(Dataset items)

╔══

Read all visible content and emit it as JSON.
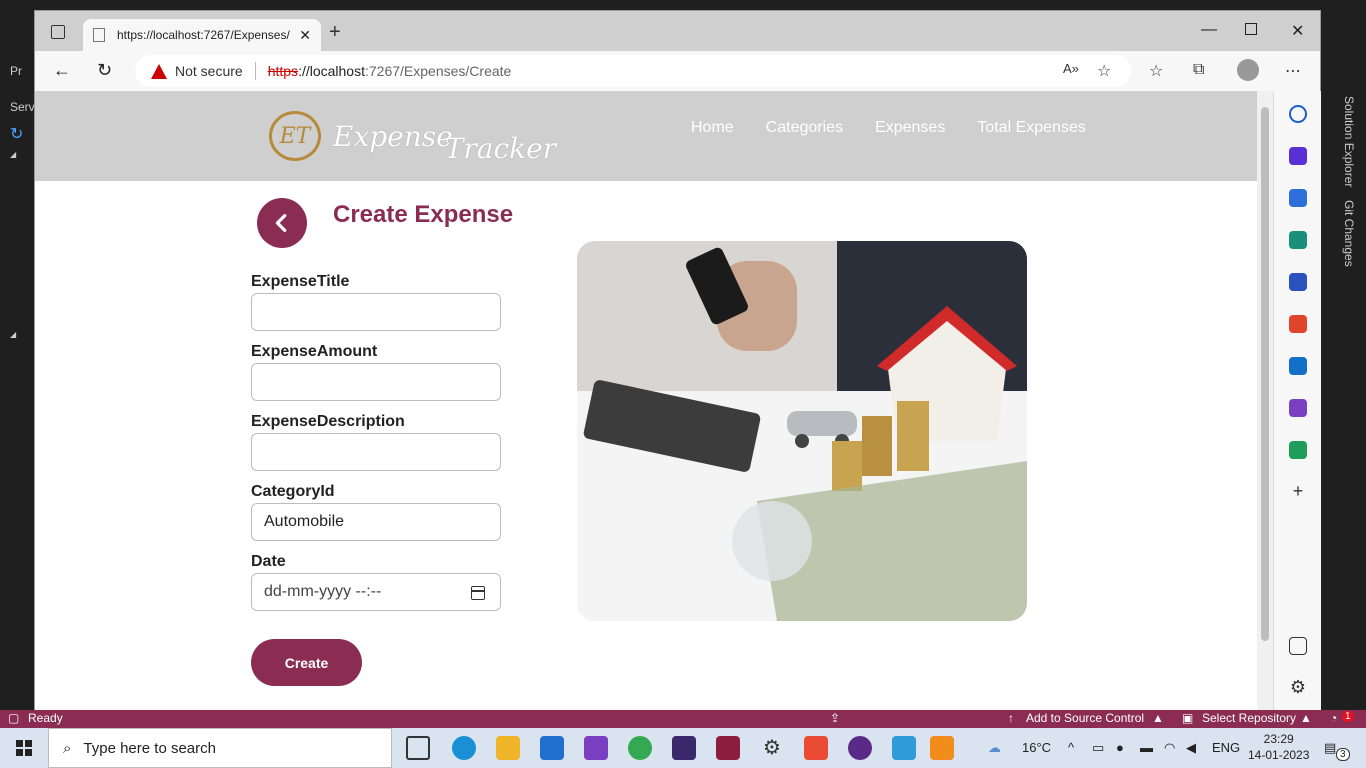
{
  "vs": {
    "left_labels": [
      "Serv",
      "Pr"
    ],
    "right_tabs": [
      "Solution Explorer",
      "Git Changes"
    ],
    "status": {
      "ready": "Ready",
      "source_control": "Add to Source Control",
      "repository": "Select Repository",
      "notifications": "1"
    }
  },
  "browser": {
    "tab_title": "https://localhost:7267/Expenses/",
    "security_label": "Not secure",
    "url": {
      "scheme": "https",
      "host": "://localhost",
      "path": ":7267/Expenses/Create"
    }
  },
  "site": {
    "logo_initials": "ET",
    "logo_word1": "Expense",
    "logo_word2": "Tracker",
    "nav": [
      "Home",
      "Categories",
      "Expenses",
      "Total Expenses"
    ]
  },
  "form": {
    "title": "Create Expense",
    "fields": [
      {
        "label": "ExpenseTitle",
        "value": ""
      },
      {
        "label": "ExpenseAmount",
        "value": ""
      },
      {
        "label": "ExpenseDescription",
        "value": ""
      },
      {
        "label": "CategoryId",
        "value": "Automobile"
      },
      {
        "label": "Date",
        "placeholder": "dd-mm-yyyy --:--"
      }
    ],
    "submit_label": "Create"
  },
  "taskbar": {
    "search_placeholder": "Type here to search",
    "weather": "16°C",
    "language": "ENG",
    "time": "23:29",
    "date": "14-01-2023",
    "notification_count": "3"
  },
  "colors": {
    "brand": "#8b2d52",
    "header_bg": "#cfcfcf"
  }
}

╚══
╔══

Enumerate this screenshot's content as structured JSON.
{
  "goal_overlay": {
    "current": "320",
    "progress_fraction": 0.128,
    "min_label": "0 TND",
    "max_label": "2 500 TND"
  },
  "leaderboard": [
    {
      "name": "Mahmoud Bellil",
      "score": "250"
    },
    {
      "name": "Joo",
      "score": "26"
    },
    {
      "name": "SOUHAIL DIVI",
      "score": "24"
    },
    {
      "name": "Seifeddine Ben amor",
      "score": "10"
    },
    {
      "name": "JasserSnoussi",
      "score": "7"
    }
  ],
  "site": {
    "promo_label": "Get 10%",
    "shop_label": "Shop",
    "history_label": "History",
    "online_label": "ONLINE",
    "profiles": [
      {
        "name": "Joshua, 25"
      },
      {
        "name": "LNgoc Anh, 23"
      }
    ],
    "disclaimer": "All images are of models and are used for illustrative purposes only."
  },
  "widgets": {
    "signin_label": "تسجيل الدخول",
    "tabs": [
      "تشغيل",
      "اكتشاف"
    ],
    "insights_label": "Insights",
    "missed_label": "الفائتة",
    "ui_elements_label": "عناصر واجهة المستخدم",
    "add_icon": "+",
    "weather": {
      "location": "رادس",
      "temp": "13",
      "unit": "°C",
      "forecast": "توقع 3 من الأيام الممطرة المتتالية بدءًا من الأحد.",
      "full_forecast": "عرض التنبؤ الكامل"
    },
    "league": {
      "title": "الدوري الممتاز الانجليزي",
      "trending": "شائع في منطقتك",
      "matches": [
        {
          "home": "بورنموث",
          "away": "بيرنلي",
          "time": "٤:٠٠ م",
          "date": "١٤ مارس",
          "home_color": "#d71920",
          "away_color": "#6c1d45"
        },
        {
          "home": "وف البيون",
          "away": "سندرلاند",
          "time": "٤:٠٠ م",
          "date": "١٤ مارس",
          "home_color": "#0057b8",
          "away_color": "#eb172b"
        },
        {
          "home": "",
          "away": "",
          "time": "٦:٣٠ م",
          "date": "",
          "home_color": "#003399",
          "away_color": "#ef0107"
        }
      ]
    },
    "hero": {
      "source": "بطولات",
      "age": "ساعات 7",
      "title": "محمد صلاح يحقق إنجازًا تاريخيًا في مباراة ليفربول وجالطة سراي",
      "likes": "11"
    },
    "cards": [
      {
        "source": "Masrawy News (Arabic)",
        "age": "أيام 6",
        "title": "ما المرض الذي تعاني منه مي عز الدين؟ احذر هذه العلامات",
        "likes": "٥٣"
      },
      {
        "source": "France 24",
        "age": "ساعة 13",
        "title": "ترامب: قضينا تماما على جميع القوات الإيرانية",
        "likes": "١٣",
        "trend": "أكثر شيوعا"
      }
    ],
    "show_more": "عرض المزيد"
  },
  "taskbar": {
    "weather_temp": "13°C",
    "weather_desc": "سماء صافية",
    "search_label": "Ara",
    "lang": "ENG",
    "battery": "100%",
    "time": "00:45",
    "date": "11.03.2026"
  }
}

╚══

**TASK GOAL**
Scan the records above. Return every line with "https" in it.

**RESPONSE FOR THIS EXERCISE**
    "tab_title": "https://localhost:7267/Expenses/",
      "scheme": "https",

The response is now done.